This year, I made Glühwein at home for the first time – and wondered why I’d never done it before. There’s something so wonderful about a pot of hot beverage perfuming the kitchen with spice while you stand at the counter rolling out dough for Zimtsterne – German Christmas cookies rich with cinnamon and almond and glazed with meringue – then taking your Glühwein to the living room and stretching out on the carpet in front of the little, live tree to write Christmas cards, even though you said you weren’t going to write any this year. » Continue reading this post...

A Story about Not Making Lemonade:
Lemon & Sesame Seed Cupcakes

Lemon-Sesame Cupcakes (Eat Me. Drink Me.)

Winter is officially here – at least that’s what the size of my jacket says. I can’t say that I’m terribly upset. Fall was luxuriously long – an anomaly in Berlin – and I made good use of the weather to go on walks and eat more ice cream. But it’s been a strange fall as well. I feel a little bit like I’m swimming underwater, like life is drifting by just somewhere over my left ear.

I haven’t been a particularly good friend; I’ve been flaky and unreliable. Work-wise, it’s been hard to focus; as evidenced by the two months that have gone by without a new post. My temper has been short, decisions seem more complex than they really are, and I feel self-conscious in social situations, cringing at every flat joke I make. I feel like I’m behind on everything, and putting out one fire only means the forest behind me is ablaze.

My therapist says: Why are you so afraid of disappointing people? And I think that includes myself.

Lemons on a countertop (Eat Me. Drink Me.) Lemon zest for cupcakes (Eat Me. Drink Me.) Cutting the rinds off lemons (Eat Me. Drink Me.) Lemons in a row (Eat Me. Drink Me.)

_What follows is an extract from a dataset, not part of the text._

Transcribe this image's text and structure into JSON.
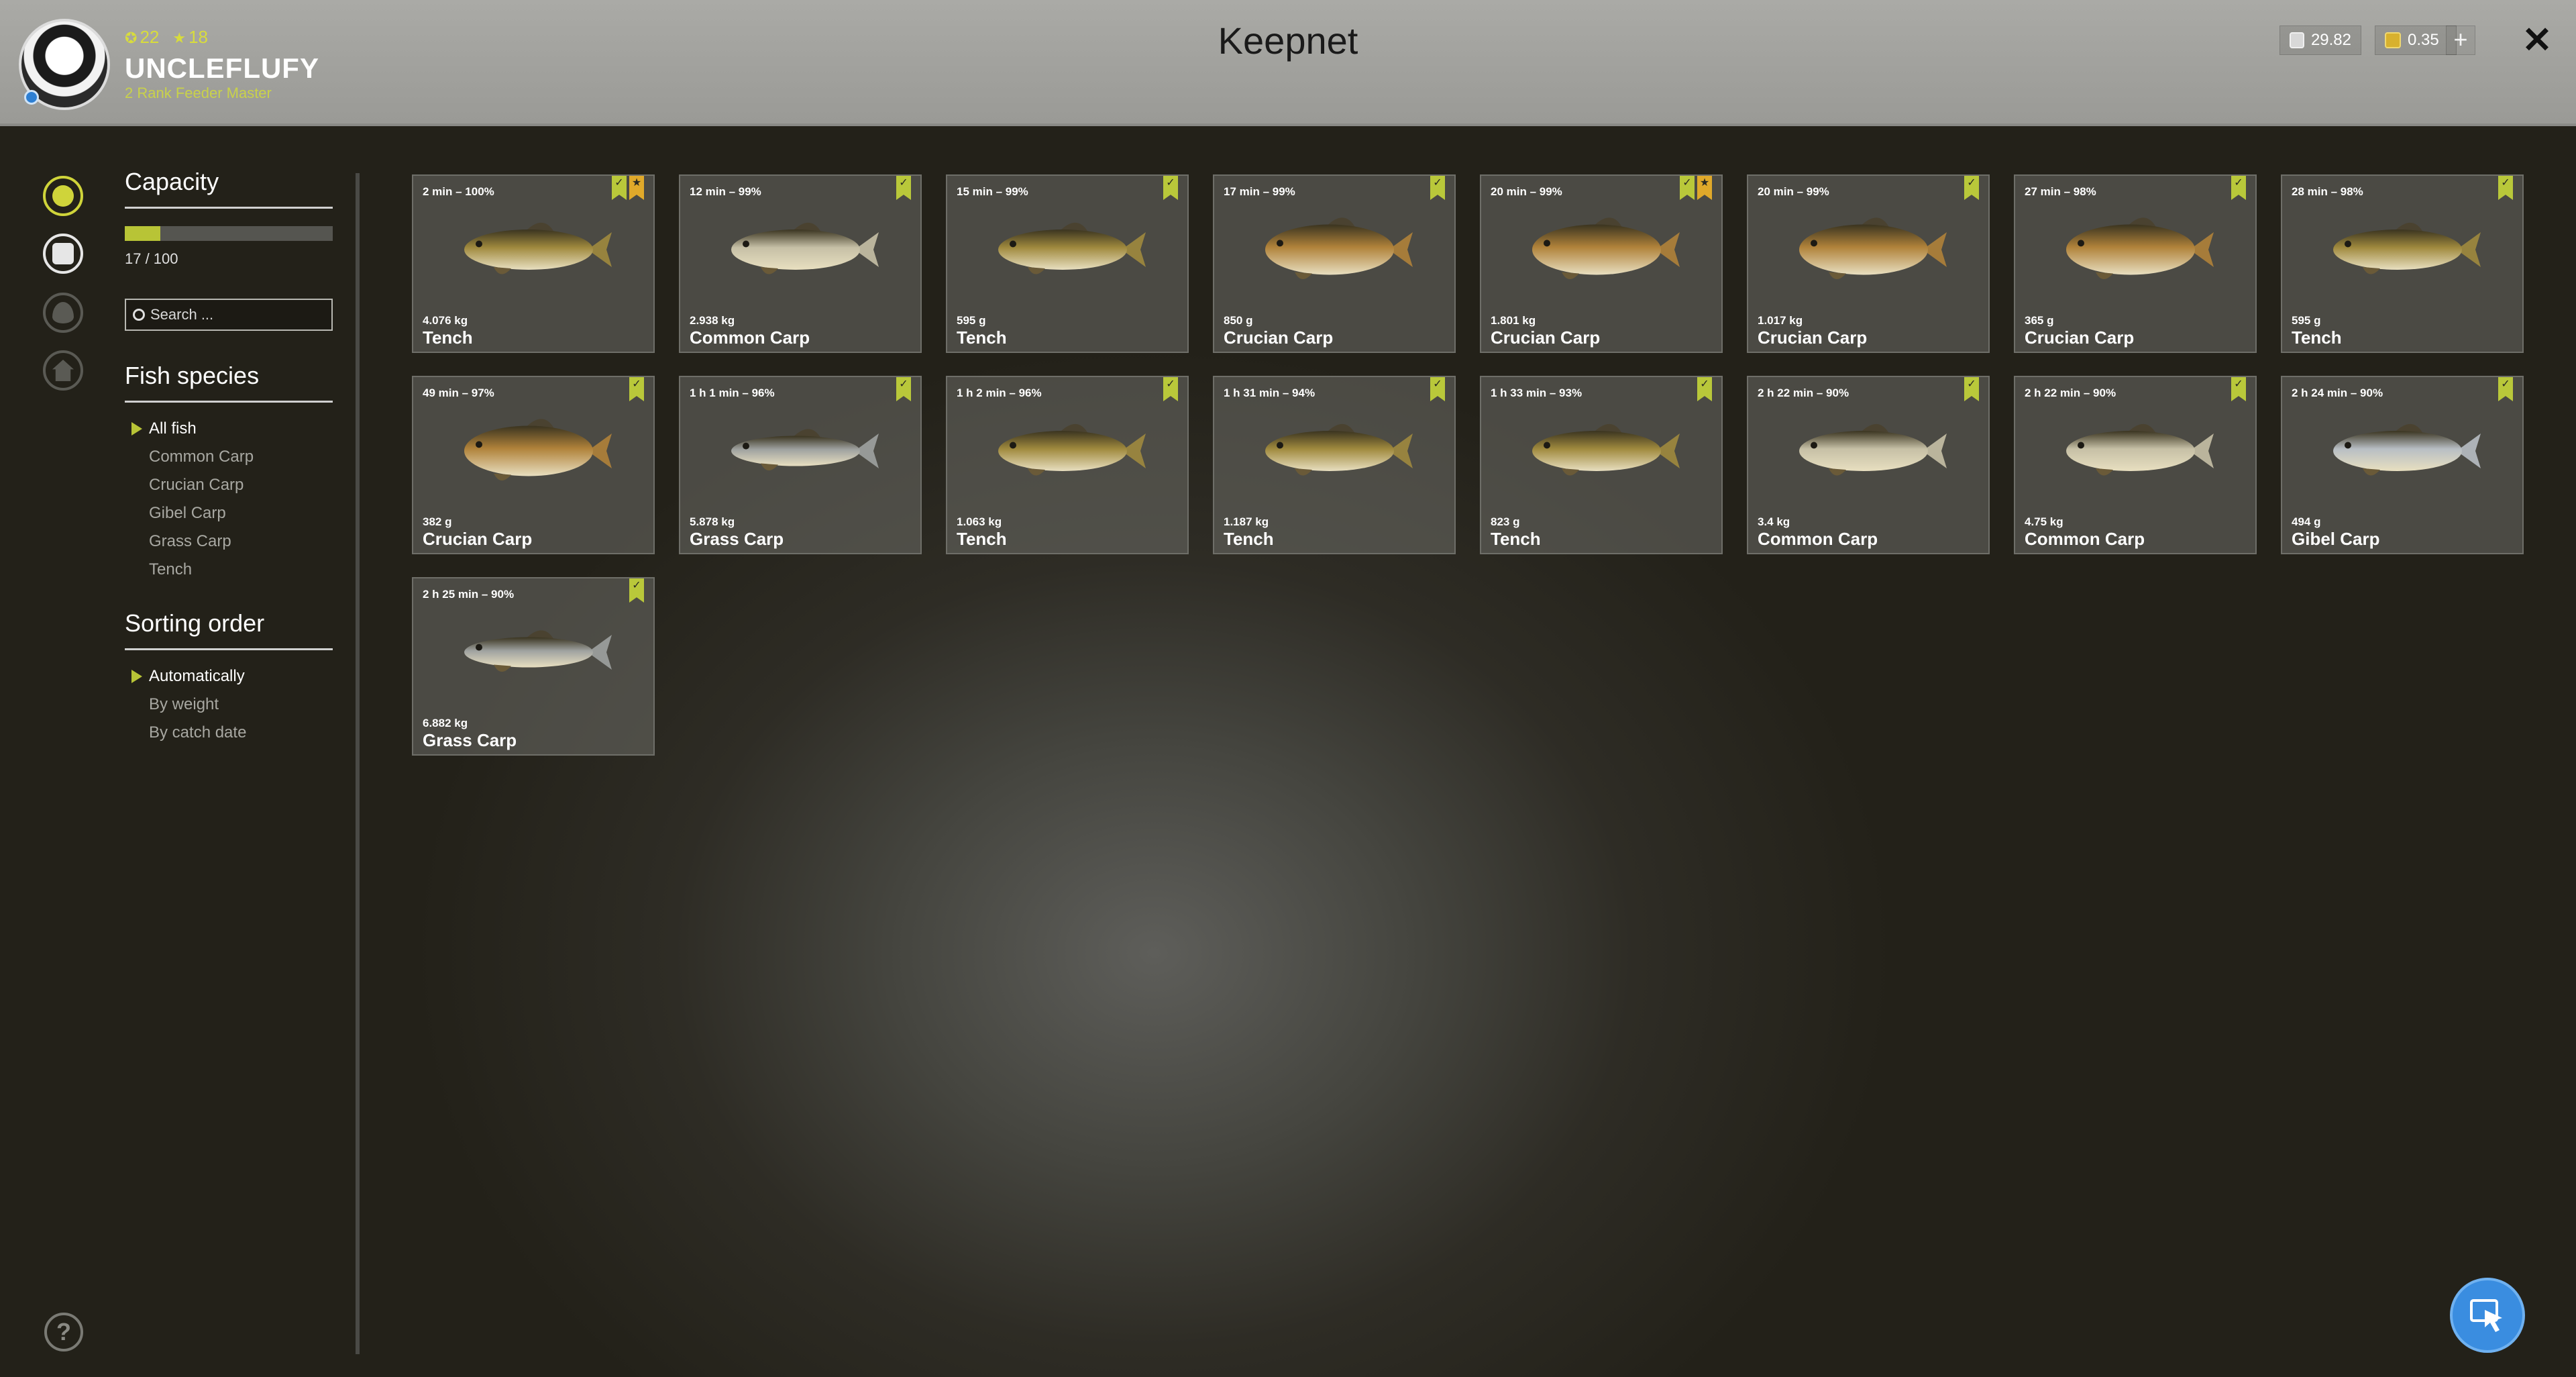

Last night, talking to my dad on the phone, it struck me that though my overall feeling was one of being overwhelmed, of having too much to do and too little to show for it, the stories I most wanted to tell were of wonderful experiences or bits of good news. Like how I won’t need nose surgery after all, or of how the weekend’s project was to paint the walls in truly gorgeous geometric blues and grays. How mom and I had not long ago been to San Sebastian for a food vacation capped by a swooningly good meal at the three-Michelin-starred Martín Berasategui, or how Daniel and I had just jetted to Belgrade for a long weekend. Even little things – like how this new apartment stays so cozy and warm, how investing in real pots makes the plants look so much happier, how I finally bought myself a new phone to replace the one that’s been cracked to pieces. » Continue reading this post...